    I never graduated university because of the depression. For many years I was not able to work. I took various SSRIs, and none seemed to work. Eventually my GP prescribed Celexa. It took two years to “work”. In that time I was also forced to get a job, and move out of a dysfunctional living arrangement. The job I landed was through a friend, and I enjoyed it. My life slowly improved. Was this the drug, or situational changes?

    After two years of medication, I stumbled across something I had never in four years of schooling been taught–acupuncture can be used to treat depression. I was astounded, and signed up for it. The sleeping problem I had had while depressed never remitted in spite of the Celexa. I fully believed that acupuncture could help me. And it did. After one treatment of acupuncture, my depression was gone. So were various other ailments I had had for a lengthy period of my life. I was elated.

    This period lasted for two years. I stopped taking Celexa cold turkey (NEVER DO THIS), and nothing happened.

    In Dec. of 2005, due to many situational problems, including spousal abuse, I decided to take one pill of Celexa. I anticipated I was going to get depressed. I was right.

    Over the course of the next six months, I alternated on and off of Celexa. It now made me nauseous–thus the stopping and starting. Eventually though I resolved to stay the course. I took it every day for a month and a half.

    In that course of time I ruined my life, and incurred what seems to be permanent brain damage, along with physical health problems. I had hallucinations, urges to kill people, restlessness (which I now know is called akathisia), mania, agitation…I was removed by a psychiatrist from the med cold turkey, and put on other disabling drugs. My life since then has been a fog–my memory is severely damaged, things often don’t make sense to me, I get disoriented in places I have known my whole life…the list goes on.

    The reason I am writing this is that I feel that there is no such thing as informed consent. I knew about some of the “side” effects of Celexa, including the warnings about suicidal thoughts (which should be labeled overwhelming suicidal urges or compulsions.) And though there exists a form of informed consent, in Canada at least, where drugs are concerned, it is grossly distorted to minimize the damages that such drugs do. Anyway, my point is that informed consent cannot ever be said to exist because it presupposes that experiential knowledge and book learning are equivalent.
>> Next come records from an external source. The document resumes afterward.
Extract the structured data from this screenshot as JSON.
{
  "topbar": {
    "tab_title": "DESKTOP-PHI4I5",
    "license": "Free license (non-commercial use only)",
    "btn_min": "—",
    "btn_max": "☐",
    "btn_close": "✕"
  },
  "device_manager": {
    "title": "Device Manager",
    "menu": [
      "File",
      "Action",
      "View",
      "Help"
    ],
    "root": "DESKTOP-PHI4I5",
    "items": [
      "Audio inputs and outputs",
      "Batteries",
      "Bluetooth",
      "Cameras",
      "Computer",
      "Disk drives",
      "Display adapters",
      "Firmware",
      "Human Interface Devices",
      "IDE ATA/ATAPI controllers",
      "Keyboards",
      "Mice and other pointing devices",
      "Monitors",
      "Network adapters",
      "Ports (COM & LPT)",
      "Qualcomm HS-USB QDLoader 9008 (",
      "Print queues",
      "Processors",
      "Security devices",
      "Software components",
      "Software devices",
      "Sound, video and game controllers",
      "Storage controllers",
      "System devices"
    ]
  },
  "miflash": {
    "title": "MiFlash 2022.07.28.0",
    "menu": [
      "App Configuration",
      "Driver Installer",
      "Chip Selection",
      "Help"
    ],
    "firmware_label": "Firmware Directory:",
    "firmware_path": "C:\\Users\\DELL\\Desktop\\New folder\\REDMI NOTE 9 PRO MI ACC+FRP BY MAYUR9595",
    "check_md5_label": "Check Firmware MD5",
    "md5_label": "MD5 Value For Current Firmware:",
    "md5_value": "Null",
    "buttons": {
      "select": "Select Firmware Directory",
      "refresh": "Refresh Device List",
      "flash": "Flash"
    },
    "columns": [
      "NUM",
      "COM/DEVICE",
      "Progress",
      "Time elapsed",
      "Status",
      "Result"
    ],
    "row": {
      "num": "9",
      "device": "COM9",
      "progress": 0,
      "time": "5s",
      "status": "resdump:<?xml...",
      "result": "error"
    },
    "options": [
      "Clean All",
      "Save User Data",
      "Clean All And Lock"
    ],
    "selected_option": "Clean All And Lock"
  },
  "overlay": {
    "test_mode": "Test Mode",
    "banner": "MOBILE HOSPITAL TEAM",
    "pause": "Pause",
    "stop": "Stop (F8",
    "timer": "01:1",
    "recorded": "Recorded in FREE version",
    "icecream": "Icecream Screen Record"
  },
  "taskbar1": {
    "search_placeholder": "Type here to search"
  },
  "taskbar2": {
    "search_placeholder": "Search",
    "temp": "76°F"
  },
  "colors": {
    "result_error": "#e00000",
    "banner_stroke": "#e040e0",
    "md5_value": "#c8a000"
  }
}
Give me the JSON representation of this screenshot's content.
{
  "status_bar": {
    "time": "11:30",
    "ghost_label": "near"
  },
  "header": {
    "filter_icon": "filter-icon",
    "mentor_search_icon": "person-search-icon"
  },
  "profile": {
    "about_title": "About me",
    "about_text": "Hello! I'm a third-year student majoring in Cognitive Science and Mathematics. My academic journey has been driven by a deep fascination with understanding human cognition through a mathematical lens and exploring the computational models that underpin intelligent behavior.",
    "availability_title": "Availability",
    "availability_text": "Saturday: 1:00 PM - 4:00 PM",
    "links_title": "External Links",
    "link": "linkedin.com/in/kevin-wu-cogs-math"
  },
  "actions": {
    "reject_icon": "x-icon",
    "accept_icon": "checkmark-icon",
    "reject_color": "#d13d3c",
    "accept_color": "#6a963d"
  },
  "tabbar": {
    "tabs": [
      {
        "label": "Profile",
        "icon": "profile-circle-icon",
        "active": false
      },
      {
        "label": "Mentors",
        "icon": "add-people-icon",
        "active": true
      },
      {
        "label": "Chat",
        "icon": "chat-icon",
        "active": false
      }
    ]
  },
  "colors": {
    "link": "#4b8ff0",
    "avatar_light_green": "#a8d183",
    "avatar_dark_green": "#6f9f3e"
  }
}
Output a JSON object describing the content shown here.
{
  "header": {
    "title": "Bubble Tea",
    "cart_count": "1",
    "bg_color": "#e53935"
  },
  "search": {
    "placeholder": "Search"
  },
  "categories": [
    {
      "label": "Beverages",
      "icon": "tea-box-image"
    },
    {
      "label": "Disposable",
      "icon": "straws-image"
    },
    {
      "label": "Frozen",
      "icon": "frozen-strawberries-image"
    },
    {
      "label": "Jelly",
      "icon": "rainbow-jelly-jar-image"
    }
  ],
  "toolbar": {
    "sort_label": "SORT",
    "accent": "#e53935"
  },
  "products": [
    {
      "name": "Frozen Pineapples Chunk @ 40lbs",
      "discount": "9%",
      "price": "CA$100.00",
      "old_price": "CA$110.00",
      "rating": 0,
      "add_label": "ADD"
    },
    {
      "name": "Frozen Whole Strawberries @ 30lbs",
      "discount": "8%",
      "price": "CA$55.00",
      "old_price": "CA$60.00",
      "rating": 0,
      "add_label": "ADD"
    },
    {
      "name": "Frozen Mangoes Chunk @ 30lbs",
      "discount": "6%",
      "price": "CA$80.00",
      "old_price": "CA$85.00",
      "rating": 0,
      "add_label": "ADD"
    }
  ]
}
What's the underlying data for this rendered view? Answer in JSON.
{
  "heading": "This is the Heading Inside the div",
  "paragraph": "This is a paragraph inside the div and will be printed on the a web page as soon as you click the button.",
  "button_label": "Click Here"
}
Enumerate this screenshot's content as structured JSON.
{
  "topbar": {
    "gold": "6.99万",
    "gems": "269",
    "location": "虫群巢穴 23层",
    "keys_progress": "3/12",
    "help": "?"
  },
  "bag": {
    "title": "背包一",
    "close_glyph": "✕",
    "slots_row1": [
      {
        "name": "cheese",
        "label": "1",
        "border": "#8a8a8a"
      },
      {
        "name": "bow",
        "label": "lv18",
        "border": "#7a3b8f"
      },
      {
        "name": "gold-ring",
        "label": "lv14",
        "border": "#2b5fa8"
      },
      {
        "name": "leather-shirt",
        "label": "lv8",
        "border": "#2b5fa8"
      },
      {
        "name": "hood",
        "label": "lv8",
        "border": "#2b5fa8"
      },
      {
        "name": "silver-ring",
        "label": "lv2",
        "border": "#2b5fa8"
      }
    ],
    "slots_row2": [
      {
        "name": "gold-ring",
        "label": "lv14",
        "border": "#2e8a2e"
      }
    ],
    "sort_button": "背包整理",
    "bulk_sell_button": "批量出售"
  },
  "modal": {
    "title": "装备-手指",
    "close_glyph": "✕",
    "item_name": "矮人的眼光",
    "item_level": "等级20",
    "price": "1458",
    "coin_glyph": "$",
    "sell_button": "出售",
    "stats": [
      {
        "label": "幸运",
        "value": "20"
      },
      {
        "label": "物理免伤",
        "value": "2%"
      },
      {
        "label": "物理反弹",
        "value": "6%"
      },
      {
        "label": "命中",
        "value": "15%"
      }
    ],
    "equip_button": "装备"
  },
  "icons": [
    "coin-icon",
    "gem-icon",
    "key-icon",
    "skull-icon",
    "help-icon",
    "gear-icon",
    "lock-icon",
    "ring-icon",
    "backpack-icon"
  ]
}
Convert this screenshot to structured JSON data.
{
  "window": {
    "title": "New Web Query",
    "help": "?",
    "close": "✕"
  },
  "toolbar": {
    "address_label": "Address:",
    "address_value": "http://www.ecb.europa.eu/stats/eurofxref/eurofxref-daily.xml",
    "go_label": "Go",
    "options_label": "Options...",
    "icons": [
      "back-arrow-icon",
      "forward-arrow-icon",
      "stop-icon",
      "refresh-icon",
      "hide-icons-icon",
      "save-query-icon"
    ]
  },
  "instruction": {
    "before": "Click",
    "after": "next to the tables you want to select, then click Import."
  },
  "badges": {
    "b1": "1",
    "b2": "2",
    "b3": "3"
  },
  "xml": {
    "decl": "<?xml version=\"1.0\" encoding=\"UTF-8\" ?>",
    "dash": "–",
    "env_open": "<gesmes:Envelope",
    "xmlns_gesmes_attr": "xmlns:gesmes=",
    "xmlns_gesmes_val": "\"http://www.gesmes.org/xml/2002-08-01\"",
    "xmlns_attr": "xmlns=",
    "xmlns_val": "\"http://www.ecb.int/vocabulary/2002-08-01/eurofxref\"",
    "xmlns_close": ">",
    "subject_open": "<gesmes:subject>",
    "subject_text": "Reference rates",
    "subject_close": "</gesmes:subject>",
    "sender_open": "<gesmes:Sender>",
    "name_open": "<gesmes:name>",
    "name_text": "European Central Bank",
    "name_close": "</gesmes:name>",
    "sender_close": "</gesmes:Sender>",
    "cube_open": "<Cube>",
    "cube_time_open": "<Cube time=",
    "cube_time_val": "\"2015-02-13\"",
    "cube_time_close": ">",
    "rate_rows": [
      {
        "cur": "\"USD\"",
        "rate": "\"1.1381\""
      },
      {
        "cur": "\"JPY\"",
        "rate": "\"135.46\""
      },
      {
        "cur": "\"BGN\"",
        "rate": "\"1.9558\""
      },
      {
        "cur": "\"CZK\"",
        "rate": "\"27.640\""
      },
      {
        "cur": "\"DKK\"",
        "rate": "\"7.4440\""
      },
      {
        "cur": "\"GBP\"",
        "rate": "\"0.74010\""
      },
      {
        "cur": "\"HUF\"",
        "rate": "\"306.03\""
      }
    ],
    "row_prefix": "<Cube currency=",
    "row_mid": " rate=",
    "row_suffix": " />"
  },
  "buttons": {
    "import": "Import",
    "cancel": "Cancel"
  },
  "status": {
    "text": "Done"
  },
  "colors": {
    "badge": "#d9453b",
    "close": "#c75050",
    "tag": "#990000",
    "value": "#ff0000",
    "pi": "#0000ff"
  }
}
I could have spent the rest of my life studying hallucinations, or other psychological manifestations, but without having lived them, I could never really truly be said to KNOW what it is like to experience them. Words on a piece of paper require imagination to bring them to life, and even then there are things that no person could even remotely presume to imagine without having experienced them. So it must be with ECT. Though words might deter many, they cannot ever accurately reflect the reality of living with a damaged memory. And those who have lived it have not the capacity to truly convey the message to those who have not.

    I wholeheartedly agree that ECT should be banned. My current psychiatrist tried to coerce me into receiving this “treatment”; had I not studied psychology, I too would be a victim.

    I would go further though, and say that we need an end to psychiatry, and to a society which encourages and rewards the control of other people, and the natural world.

  2. E.H. on

    One more comment about this article. If the psychiatric profession will listen to those who purport to have been helped by ECT, why will they not listen to those who say they have not been helped?

Comments are closed.

%d bloggers like this: